“He asks questions,” Tortorella said. “Very coachable. When you tell him something, I don’t think there’s any misinterpretation of what we’re trying to tell him. I think he tries to do the things the coaches are trying to help him with. And then we can get out of the way.”
The Ontario, Canada native is taking his new fame in stride. The recent breakthrough games are simply a product of hard work.
“I think it’s a culmination,” he said. “I’m not one to go out looking for points.”
Recently, Tortorella has included penalty killing to Tippett’s duties, which adds to that defensive dimension of his game. It’s also a vote of trust.
“It’s been great,” said Tippett, who arrived last season from a trade with the Panthers that sent Claude Giroux out of Philadelphia after a 14-year career here. “I said last year when I came over and got that opportunity, it’s a fresh start.
“There’s been no gray area,” he added. “He (Tortorella) tells players exactly what he expects of them. I think that’s helped me. It’s just whatever they need – little plays here and there – just do what I can.”
>Back to seven defensemen
In order to give recent call-up Egor Zamula some playing time, Tortorella chose to go with seven defensemen against the Panthers.
The coach said he planned to use the young Russian in different situations to see where things stand in his development progress.
>Cates ‘sticks’ to basics
Rookie center Noah Cates has been thrown out against some of the top lines in the NHL this season and more than held his own. In fact, he entered the Florida game at a commendable plus-6.
At 6-foot-1, but just 165 pounds, Cates is not going to knock people around on the defensive side of the puck. So Tortorella wants him to give opponents the lumber.
“If he’s going to play top minutes against top players he’s not going to be a guy that’s going to be able to close people out and stop the play, kill the play,” the coach said. “He has to learn how to use his stick.
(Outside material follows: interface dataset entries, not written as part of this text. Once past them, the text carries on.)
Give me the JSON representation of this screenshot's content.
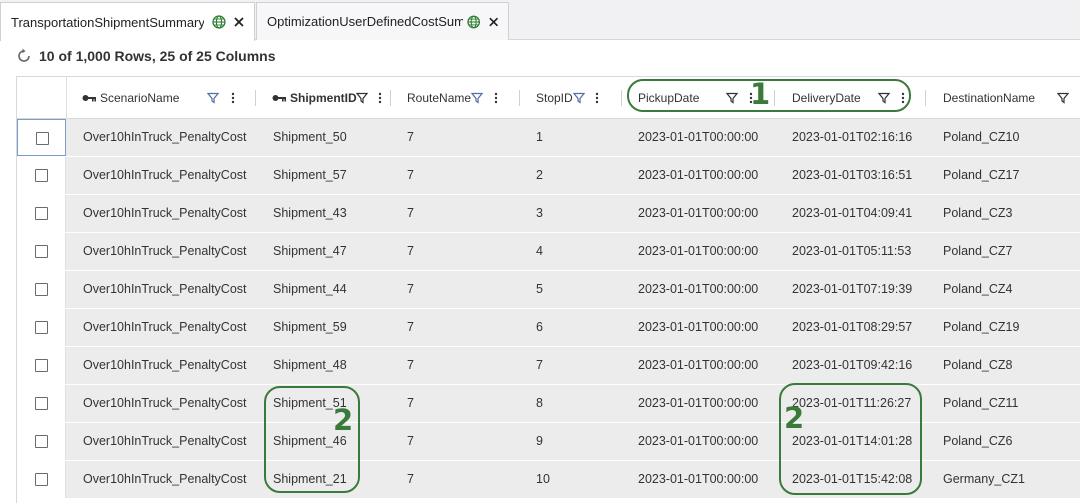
{
  "tabs": [
    {
      "label": "TransportationShipmentSummary",
      "active": true
    },
    {
      "label": "OptimizationUserDefinedCostSumı",
      "active": false
    }
  ],
  "status": {
    "text": "10 of 1,000 Rows, 25 of 25 Columns"
  },
  "columns": [
    {
      "label": "ScenarioName",
      "key": true
    },
    {
      "label": "ShipmentID",
      "key": true
    },
    {
      "label": "RouteName",
      "key": false
    },
    {
      "label": "StopID",
      "key": false
    },
    {
      "label": "PickupDate",
      "key": false
    },
    {
      "label": "DeliveryDate",
      "key": false
    },
    {
      "label": "DestinationName",
      "key": false
    }
  ],
  "rows": [
    {
      "scenario": "Over10hInTruck_PenaltyCost",
      "shipment": "Shipment_50",
      "route": "7",
      "stop": "1",
      "pickup": "2023-01-01T00:00:00",
      "delivery": "2023-01-01T02:16:16",
      "destination": "Poland_CZ10"
    },
    {
      "scenario": "Over10hInTruck_PenaltyCost",
      "shipment": "Shipment_57",
      "route": "7",
      "stop": "2",
      "pickup": "2023-01-01T00:00:00",
      "delivery": "2023-01-01T03:16:51",
      "destination": "Poland_CZ17"
    },
    {
      "scenario": "Over10hInTruck_PenaltyCost",
      "shipment": "Shipment_43",
      "route": "7",
      "stop": "3",
      "pickup": "2023-01-01T00:00:00",
      "delivery": "2023-01-01T04:09:41",
      "destination": "Poland_CZ3"
    },
    {
      "scenario": "Over10hInTruck_PenaltyCost",
      "shipment": "Shipment_47",
      "route": "7",
      "stop": "4",
      "pickup": "2023-01-01T00:00:00",
      "delivery": "2023-01-01T05:11:53",
      "destination": "Poland_CZ7"
    },
    {
      "scenario": "Over10hInTruck_PenaltyCost",
      "shipment": "Shipment_44",
      "route": "7",
      "stop": "5",
      "pickup": "2023-01-01T00:00:00",
      "delivery": "2023-01-01T07:19:39",
      "destination": "Poland_CZ4"
    },
    {
      "scenario": "Over10hInTruck_PenaltyCost",
      "shipment": "Shipment_59",
      "route": "7",
      "stop": "6",
      "pickup": "2023-01-01T00:00:00",
      "delivery": "2023-01-01T08:29:57",
      "destination": "Poland_CZ19"
    },
    {
      "scenario": "Over10hInTruck_PenaltyCost",
      "shipment": "Shipment_48",
      "route": "7",
      "stop": "7",
      "pickup": "2023-01-01T00:00:00",
      "delivery": "2023-01-01T09:42:16",
      "destination": "Poland_CZ8"
    },
    {
      "scenario": "Over10hInTruck_PenaltyCost",
      "shipment": "Shipment_51",
      "route": "7",
      "stop": "8",
      "pickup": "2023-01-01T00:00:00",
      "delivery": "2023-01-01T11:26:27",
      "destination": "Poland_CZ11"
    },
    {
      "scenario": "Over10hInTruck_PenaltyCost",
      "shipment": "Shipment_46",
      "route": "7",
      "stop": "9",
      "pickup": "2023-01-01T00:00:00",
      "delivery": "2023-01-01T14:01:28",
      "destination": "Poland_CZ6"
    },
    {
      "scenario": "Over10hInTruck_PenaltyCost",
      "shipment": "Shipment_21",
      "route": "7",
      "stop": "10",
      "pickup": "2023-01-01T00:00:00",
      "delivery": "2023-01-01T15:42:08",
      "destination": "Germany_CZ1"
    }
  ],
  "annotations": [
    {
      "number": "1"
    },
    {
      "number": "2"
    },
    {
      "number": "2"
    }
  ],
  "icons": {
    "globe": "globe-icon",
    "close": "close-icon",
    "refresh": "refresh-icon",
    "key": "key-icon",
    "filter": "filter-icon",
    "menu": "kebab-menu-icon"
  },
  "colors": {
    "annotation": "#3a7a3a",
    "row_background": "#ececec",
    "active_row_border": "#7a9cc6"
  }
}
“You have to be aware of having your stick down all the time. That discourages plays through seams or through you. It’s a work in progress with him. No one is trying to take anything away from his game. It’s adding to his game and teaching him how to use his stick.”